Most plants start out strongly apically dominant so they can grow up away from the soil. Plants that do not have this ability are the low growing ground covers. Most plants loose their strong apical dominance in the first year or two. Large trees do not loose their strong apical dominance giving them the ability to grow very tall.
Trees and shrubs growing in situations where there are no restrictions on their growth grow into shapes dictated by their genetic potential. Few gardens provide this type of unrestricted growth for large trees. Through pruning and training our trees we can direct their apical dominance to produce some amazing shapes and forms such as espalier and topiary. Directing the apical dominance of our trees can also result in the production of more high quality fruits, nuts and berries. We can also direct our trees to provide more shade, better screening, windbreaks, stabilization of soils and many other services. Future posts to this blog will discuss how to the achieve goals we have for our trees.
The UBC Apple Festival will take place over the next two days. I look forward to seeing many of you at this great event. An outline of the talks about Apple Pruning and Grafting that I will be delivering will be posted here shortly.
I will be instructing the following workshops at the Coquitlam Lee Valley Tools in 2014. Please check their online course listings and registration mid November.
- Pruning and Training Fruit Trees, Nuts and Berries
- Espalier Training of Trees and Shrubs
- Tree and Shrub Shaping

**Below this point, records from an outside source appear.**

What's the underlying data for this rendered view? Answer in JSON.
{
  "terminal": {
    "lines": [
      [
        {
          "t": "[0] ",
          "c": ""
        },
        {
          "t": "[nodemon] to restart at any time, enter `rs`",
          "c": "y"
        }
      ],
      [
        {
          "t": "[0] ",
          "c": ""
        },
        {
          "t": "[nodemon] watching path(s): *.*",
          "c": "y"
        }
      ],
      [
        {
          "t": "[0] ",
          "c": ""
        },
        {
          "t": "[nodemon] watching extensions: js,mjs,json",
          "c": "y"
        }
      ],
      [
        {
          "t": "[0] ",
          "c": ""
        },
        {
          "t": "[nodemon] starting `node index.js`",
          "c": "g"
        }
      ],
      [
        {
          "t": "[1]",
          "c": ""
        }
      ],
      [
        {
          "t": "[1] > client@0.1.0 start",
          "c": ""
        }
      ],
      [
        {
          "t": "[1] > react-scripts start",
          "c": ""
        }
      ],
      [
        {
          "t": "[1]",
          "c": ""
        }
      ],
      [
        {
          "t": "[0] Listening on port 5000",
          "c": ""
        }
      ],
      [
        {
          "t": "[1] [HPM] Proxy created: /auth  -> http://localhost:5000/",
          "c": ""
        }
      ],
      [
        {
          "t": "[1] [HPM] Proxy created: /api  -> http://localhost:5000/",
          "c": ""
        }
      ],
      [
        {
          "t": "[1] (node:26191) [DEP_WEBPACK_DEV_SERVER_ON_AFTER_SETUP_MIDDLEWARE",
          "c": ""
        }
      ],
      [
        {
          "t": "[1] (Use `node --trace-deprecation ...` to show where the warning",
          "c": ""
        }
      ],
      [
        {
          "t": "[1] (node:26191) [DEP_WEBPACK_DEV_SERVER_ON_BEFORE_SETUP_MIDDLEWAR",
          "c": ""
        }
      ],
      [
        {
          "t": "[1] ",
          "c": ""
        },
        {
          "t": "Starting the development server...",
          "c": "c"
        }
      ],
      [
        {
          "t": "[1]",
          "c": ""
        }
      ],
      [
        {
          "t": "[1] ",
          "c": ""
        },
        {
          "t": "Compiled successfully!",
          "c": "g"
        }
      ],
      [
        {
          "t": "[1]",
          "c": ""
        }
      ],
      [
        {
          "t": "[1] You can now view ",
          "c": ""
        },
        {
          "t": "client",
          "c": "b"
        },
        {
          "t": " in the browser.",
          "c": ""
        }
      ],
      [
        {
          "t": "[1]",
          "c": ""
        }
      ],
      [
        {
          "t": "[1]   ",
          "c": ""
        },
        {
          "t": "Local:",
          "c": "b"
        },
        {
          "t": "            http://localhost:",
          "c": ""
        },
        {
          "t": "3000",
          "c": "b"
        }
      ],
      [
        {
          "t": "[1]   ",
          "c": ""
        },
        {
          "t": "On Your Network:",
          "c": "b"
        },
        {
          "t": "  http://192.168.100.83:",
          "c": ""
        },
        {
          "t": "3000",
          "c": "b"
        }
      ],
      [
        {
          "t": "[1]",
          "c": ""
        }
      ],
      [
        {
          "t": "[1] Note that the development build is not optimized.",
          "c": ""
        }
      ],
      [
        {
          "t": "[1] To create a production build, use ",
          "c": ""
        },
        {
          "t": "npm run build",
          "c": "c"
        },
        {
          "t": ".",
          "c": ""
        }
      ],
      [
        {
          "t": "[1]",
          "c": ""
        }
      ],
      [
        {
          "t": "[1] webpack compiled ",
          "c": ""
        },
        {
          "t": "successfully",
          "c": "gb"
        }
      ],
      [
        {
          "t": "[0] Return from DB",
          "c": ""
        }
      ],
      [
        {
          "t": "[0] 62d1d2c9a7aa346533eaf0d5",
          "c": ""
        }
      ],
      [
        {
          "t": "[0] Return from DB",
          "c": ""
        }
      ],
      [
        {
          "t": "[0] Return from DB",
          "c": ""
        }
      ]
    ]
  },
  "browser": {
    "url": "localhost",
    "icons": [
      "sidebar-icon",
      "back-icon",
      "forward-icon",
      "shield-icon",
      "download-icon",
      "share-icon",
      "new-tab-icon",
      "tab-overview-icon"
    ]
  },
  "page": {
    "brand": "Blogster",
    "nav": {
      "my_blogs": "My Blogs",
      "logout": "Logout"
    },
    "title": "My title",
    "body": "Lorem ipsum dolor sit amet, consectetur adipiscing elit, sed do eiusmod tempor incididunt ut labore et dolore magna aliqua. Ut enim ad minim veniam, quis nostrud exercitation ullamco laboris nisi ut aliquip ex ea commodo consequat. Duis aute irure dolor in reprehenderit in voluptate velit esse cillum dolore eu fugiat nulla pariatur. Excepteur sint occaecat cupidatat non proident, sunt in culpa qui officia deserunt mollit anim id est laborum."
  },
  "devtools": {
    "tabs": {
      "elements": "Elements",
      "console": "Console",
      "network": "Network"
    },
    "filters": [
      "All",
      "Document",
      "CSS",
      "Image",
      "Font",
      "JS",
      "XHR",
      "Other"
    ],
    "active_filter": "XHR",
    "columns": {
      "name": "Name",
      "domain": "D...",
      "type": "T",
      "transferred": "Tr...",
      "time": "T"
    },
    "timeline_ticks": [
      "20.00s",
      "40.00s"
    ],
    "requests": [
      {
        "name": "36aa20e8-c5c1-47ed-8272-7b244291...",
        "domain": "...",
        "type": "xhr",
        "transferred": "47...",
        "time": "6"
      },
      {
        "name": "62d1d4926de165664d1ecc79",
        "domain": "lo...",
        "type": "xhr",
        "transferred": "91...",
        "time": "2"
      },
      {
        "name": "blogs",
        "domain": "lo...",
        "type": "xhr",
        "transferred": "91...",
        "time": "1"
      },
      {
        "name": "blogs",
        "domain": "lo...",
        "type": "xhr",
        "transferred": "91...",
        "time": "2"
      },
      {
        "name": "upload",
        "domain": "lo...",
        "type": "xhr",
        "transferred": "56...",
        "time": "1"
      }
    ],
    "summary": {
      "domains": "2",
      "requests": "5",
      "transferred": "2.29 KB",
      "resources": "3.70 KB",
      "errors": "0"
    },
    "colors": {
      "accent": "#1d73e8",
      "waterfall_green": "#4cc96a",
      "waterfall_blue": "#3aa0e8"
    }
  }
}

- Grafting and Air layering Trees
- Tapping West Coast Maple and Birch Trees for Syrup
- Vegetable Grafting
Your suggestions of other courses you would like to take are very welcome.
The City Farm Fest is part of the Explore Sustainability Weekend at Science World. The Vancouver Fruit Tree Project Society will have a table at this event. I will be giving two grafting demonstrations and two apple pruning talks On October 27th at their table starting at 11:30 am. Drop by the table to verify the times. I hope to see you there.

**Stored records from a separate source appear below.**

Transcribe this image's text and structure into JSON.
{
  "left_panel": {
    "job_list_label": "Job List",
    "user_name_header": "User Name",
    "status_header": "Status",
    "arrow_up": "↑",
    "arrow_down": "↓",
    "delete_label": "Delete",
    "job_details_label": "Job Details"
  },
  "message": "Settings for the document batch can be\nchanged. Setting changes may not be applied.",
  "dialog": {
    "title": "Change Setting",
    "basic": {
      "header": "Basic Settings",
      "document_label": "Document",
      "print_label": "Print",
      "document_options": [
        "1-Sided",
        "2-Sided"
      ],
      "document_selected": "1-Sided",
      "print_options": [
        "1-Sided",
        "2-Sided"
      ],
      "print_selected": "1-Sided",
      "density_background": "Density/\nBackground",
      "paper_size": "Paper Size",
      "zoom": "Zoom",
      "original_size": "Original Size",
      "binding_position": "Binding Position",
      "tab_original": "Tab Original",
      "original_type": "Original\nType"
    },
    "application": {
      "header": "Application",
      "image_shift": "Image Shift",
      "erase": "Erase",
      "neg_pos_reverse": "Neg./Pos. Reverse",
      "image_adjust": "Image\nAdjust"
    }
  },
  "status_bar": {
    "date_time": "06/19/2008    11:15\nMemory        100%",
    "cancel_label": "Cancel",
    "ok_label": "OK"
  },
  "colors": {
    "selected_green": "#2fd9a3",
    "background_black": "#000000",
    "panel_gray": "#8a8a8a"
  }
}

The general information about the Sustainability Weekend is as follows:
Location: Science World British Columbia
Date: October 26 and 27, 10am – 6 pm

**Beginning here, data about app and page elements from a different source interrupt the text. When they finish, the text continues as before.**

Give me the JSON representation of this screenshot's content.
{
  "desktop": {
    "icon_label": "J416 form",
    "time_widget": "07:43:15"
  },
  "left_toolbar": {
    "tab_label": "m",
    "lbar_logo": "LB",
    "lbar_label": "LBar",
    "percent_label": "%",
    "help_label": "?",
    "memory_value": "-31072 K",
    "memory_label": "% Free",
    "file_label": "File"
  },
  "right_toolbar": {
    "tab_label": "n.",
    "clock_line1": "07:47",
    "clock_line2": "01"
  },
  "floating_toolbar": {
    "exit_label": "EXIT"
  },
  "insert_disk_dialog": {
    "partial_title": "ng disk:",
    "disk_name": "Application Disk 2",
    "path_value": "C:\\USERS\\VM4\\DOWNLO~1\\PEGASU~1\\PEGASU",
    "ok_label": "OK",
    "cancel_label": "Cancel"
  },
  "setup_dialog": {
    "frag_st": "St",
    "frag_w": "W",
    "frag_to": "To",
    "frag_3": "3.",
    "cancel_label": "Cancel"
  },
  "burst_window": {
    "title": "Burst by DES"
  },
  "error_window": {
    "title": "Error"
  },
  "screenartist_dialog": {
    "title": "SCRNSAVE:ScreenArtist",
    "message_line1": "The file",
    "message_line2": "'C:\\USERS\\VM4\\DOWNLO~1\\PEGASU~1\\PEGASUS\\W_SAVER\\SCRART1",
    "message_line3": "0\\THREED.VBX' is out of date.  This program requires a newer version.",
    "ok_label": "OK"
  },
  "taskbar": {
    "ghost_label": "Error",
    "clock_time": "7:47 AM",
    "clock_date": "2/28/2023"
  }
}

Description: Explore the many ways that we can get involved in being caretakers for our planet and join us on Sunday for the opening of the TD Environmental Trail and a special City Farm Fest!
This is easily the largest Apple Festival in British Columbia, it is a must attend event for anyone in the area interested in tree fruits. For lots of information on this event click here. I will be at this event as a volunteer representing the Master Gardeners Association of BC – Vancouver Chapter and the BC Fruit Testers Association (bcfta.ca). There will be lots of apple varieties for tasting, fruit trees for sale and lots more. On each day there will two grafting demonstrations by members of the BCFTA and on each day I will be doing a short talk about pruning and training apple trees. I hope to see you there.
At the Derby Reach Apple Festival I lead a demonstration of pruning of an old apple tree. During that presentation I said that I would post before and after pictures of that tree. The pruning of that tree is not yet complete, so the before and after is not yet ready. I am working on it! Here are the before pictures. The first is from the front, the second from the side and the third from the inside.